START DATA RECORDS
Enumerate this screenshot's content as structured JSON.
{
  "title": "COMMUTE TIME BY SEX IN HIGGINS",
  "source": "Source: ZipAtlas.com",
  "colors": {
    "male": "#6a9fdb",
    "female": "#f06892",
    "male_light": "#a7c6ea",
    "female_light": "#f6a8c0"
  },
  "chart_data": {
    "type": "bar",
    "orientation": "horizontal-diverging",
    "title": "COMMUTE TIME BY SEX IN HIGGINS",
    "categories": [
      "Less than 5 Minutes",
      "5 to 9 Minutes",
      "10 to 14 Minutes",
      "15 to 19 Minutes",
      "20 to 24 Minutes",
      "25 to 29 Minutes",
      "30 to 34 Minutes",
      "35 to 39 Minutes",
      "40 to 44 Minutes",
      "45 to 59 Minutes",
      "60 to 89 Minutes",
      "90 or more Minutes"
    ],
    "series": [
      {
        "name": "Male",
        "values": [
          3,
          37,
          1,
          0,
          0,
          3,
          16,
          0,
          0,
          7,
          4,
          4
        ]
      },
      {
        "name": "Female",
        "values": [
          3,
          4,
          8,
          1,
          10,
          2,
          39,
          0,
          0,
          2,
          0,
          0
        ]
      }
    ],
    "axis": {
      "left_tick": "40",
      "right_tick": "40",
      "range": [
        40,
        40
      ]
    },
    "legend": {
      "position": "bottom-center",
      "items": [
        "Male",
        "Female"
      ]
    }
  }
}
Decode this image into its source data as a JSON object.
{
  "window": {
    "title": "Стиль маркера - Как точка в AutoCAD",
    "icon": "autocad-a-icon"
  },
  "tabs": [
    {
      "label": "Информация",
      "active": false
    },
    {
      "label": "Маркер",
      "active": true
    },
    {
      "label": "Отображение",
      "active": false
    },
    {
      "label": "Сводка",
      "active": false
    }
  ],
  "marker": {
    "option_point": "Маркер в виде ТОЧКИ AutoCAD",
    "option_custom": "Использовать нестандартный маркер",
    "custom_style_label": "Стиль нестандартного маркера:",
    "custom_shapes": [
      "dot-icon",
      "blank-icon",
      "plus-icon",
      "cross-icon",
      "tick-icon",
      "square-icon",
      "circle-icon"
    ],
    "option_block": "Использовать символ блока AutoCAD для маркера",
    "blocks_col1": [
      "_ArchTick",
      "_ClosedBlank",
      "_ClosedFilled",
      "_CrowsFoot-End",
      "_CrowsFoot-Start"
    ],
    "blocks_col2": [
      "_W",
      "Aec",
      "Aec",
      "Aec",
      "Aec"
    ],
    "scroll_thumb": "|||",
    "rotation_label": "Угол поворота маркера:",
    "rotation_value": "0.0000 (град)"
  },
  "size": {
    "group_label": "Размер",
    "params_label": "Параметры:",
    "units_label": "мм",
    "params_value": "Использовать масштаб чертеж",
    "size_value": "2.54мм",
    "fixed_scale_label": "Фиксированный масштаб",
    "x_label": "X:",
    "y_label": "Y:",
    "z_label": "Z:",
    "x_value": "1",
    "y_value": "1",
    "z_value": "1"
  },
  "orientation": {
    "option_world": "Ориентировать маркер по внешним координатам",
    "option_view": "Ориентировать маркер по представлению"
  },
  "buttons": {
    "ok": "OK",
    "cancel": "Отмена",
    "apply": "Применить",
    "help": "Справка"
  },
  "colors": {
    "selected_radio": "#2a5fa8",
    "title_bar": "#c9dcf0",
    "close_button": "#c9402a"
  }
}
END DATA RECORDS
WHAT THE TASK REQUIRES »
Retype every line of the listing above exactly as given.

EXERCISE SOLUTION »
Enumerate this screenshot's content as structured JSON.
{
  "title": "COMMUTE TIME BY SEX IN HIGGINS",
  "source": "Source: ZipAtlas.com",
  "colors": {
    "male": "#6a9fdb",
    "female": "#f06892",
    "male_light": "#a7c6ea",
    "female_light": "#f6a8c0"
  },
  "chart_data": {
    "type": "bar",
    "orientation": "horizontal-diverging",
    "title": "COMMUTE TIME BY SEX IN HIGGINS",
    "categories": [
      "Less than 5 Minutes",
      "5 to 9 Minutes",
      "10 to 14 Minutes",
      "15 to 19 Minutes",
      "20 to 24 Minutes",
      "25 to 29 Minutes",
      "30 to 34 Minutes",
      "35 to 39 Minutes",
      "40 to 44 Minutes",
      "45 to 59 Minutes",
      "60 to 89 Minutes",
      "90 or more Minutes"
    ],
    "series": [
      {
        "name": "Male",
        "values": [
          3,
          37,
          1,
          0,
          0,
          3,
          16,
          0,
          0,
          7,
          4,
          4
        ]
      },
      {
        "name": "Female",
        "values": [
          3,
          4,
          8,
          1,
          10,
          2,
          39,
          0,
          0,
          2,
          0,
          0
        ]
      }
    ],
    "axis": {
      "left_tick": "40",
      "right_tick": "40",
      "range": [
        40,
        40
      ]
    },
    "legend": {
      "position": "bottom-center",
      "items": [
        "Male",
        "Female"
      ]
    }
  }
}
Decode this image into its source data as a JSON object.
{
  "window": {
    "title": "Стиль маркера - Как точка в AutoCAD",
    "icon": "autocad-a-icon"
  },
  "tabs": [
    {
      "label": "Информация",
      "active": false
    },
    {
      "label": "Маркер",
      "active": true
    },
    {
      "label": "Отображение",
      "active": false
    },
    {
      "label": "Сводка",
      "active": false
    }
  ],
  "marker": {
    "option_point": "Маркер в виде ТОЧКИ AutoCAD",
    "option_custom": "Использовать нестандартный маркер",
    "custom_style_label": "Стиль нестандартного маркера:",
    "custom_shapes": [
      "dot-icon",
      "blank-icon",
      "plus-icon",
      "cross-icon",
      "tick-icon",
      "square-icon",
      "circle-icon"
    ],
    "option_block": "Использовать символ блока AutoCAD для маркера",
    "blocks_col1": [
      "_ArchTick",
      "_ClosedBlank",
      "_ClosedFilled",
      "_CrowsFoot-End",
      "_CrowsFoot-Start"
    ],
    "blocks_col2": [
      "_W",
      "Aec",
      "Aec",
      "Aec",
      "Aec"
    ],
    "scroll_thumb": "|||",
    "rotation_label": "Угол поворота маркера:",
    "rotation_value": "0.0000 (град)"
  },
  "size": {
    "group_label": "Размер",
    "params_label": "Параметры:",
    "units_label": "мм",
    "params_value": "Использовать масштаб чертеж",
    "size_value": "2.54мм",
    "fixed_scale_label": "Фиксированный масштаб",
    "x_label": "X:",
    "y_label": "Y:",
    "z_label": "Z:",
    "x_value": "1",
    "y_value": "1",
    "z_value": "1"
  },
  "orientation": {
    "option_world": "Ориентировать маркер по внешним координатам",
    "option_view": "Ориентировать маркер по представлению"
  },
  "buttons": {
    "ok": "OK",
    "cancel": "Отмена",
    "apply": "Применить",
    "help": "Справка"
  },
  "colors": {
    "selected_radio": "#2a5fa8",
    "title_bar": "#c9dcf0",
    "close_button": "#c9402a"
  }
}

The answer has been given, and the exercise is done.